Bollywood theme park in Mumbai soon
India's entertainment capital and home to Bollywood, will soon get a theme park in a studio complex on the lines of Universal Studio in Los Angeles.Updated: Jul 13, 2007 12:23 IST
India's entertainment capital and home to Bollywood, will soon get a theme park in a studio complex on the lines of Universal Studio in Los Angeles.
This will be a state-of-the-art township with a studio, a theme park, hotels, a movie museum and shopping malls.
The Maharashtra government has authorised a Hollywood law firm to identify possible partners for the project in investment, planning, design and development and is being assisted by a group of businessmen in Los Angeles.
A memorandum of understanding (MoU) to this effect was signed earlier this week by Bhushan Gagrani, secretary of culture and tourism of Maharashtra and managing director of Film City in Mumbai, and on behalf of the Los Angeles group by Clark Siegel of Irell & Manella LLP, an attorney and consultancy firm that represents Hollywood studios including DreamWorks, Universal and Disney, Ken Silverman, president of Interactive Teamworks, and Nadadur Vardhan, president of Nadadur Vardhan Inc, an entertainment consulting firm.
Maharashtra Chief Minister Vilasrao Deshmukh, who was here as part of his four-city, eight-day US trip to woo investments to his state, was present at the MoU signing ceremony.
He said: "We are looking at new ways to bring talent and technology to Mumbai and our film industry. We make nearly 1,000 films a year in Bollywood and it is indeed the capital of the entertainment business of India and this is a step to bring Hollywood and Bollywood closer together."
The ceremony was held at Vardhan's residence and attended by over 200 people including Indian dignitaries and prominent people from the entertainment industry as well as US Congressman Brad Sherman, chairman of the sub-committee on international business.

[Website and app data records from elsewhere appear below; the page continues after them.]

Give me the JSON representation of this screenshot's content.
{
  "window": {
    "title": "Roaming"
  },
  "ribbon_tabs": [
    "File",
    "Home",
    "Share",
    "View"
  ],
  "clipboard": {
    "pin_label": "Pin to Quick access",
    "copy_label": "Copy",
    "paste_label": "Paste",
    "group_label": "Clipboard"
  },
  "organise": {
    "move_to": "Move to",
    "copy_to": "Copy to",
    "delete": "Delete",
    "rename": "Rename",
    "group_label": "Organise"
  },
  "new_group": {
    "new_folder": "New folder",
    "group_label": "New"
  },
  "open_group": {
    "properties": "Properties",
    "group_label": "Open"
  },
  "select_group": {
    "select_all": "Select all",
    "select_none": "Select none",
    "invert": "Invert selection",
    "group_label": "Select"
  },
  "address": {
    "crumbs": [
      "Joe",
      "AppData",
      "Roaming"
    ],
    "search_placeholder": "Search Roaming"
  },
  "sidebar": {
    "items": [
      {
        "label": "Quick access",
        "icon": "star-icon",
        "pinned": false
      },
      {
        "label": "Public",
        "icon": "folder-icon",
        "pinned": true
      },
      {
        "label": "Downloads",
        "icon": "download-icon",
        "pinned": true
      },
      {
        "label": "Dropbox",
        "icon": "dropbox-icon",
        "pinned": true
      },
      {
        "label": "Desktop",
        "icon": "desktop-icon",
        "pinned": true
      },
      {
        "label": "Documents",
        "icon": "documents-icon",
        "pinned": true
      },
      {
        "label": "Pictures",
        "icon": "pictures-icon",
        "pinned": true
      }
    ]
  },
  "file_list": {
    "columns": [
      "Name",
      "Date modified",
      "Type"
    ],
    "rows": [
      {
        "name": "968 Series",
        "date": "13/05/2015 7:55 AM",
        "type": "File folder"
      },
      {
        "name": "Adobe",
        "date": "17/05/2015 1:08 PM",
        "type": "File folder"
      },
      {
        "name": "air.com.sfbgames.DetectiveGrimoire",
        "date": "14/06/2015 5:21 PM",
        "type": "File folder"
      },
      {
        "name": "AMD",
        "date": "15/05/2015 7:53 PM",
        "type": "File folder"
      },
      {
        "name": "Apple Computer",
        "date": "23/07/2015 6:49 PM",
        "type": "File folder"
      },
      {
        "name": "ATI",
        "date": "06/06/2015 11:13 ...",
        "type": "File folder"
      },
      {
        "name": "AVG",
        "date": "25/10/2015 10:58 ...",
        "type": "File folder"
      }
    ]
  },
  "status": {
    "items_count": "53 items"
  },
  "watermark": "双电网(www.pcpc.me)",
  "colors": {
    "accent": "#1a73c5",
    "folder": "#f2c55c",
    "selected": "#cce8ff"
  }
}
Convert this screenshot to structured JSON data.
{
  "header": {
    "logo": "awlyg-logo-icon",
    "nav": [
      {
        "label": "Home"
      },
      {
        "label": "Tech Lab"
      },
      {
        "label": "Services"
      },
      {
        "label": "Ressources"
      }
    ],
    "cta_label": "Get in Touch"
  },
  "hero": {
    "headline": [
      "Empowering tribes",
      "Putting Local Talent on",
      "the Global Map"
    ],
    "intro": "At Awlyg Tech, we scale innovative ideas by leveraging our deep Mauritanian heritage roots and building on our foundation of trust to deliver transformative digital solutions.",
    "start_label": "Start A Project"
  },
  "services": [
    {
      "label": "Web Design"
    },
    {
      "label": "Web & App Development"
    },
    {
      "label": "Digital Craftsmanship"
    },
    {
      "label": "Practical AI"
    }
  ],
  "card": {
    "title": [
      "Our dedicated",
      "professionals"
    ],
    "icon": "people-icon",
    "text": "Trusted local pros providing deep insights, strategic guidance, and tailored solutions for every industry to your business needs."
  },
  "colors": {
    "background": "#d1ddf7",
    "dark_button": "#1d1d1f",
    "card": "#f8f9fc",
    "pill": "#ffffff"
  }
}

Vardhan told IANS: "This project is worth $2.5 billion. We have worked on it for two years. It will take another two years to get it going."